Other Publications (1)
Articles by Robert T. Wheeler in JoVE
Non-invasive Imaging of Disseminated Candidiasis in Zebrafish Larvae
Kimberly M. Brothers, Robert T. Wheeler
Department of Molecular and Biomedical Sciences, University of Maine
The rapid development, small size and transparency of zebrafish are tremendous advantages for the study of innate immune control of infection1-4. Here we demonstrate techniques for infecting zebrafish larvae using the fungal pathogen Candida albicans by microinjection, methodology recently used to implicate phagocyte NADPH oxidase activity in control of fungal dimorphism5.
Other articles by Robert T. Wheeler on PubMed
Nature. Feb, 2008 | Pubmed ID: 18278031
MicroRNAs are abundant in animal genomes and have been predicted to have important roles in a broad range of gene expression programmes.

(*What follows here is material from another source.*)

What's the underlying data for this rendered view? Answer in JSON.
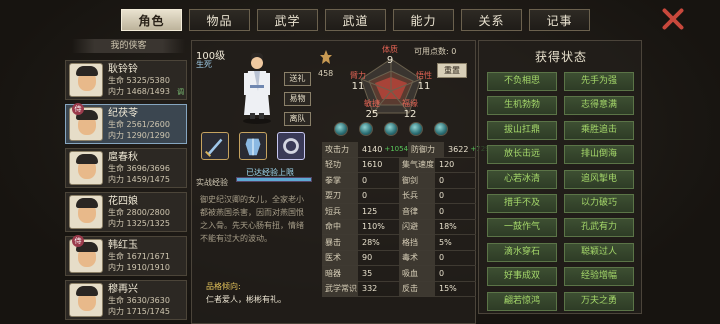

Despite this prominence, there is a dearth of functional knowledge regarding individual mammalian microRNAs. Using a loss-of-function allele in mice, we report here that the myeloid-specific microRNA-223 (miR-223) negatively regulates progenitor proliferation and granulocyte differentiation and activation. miR-223 (also called Mirn223) mutant mice have an expanded granulocytic compartment resulting from a cell-autonomous increase in the number of granulocyte progenitors. We show that Mef2c, a transcription factor that promotes myeloid progenitor proliferation, is a target of miR-223, and that genetic ablation of Mef2c suppresses progenitor expansion and corrects the neutrophilic phenotype in miR-223 null mice. In addition, granulocytes lacking miR-223 are hypermature, hypersensitive to activating stimuli and display increased fungicidal activity. As a consequence of this neutrophil hyperactivity, miR-223 mutant mice spontaneously develop inflammatory lung pathology and exhibit exaggerated tissue destruction after endotoxin challenge. Our data support a model in which miR-223 acts as a fine-tuner of granulocyte production and the inflammatory response.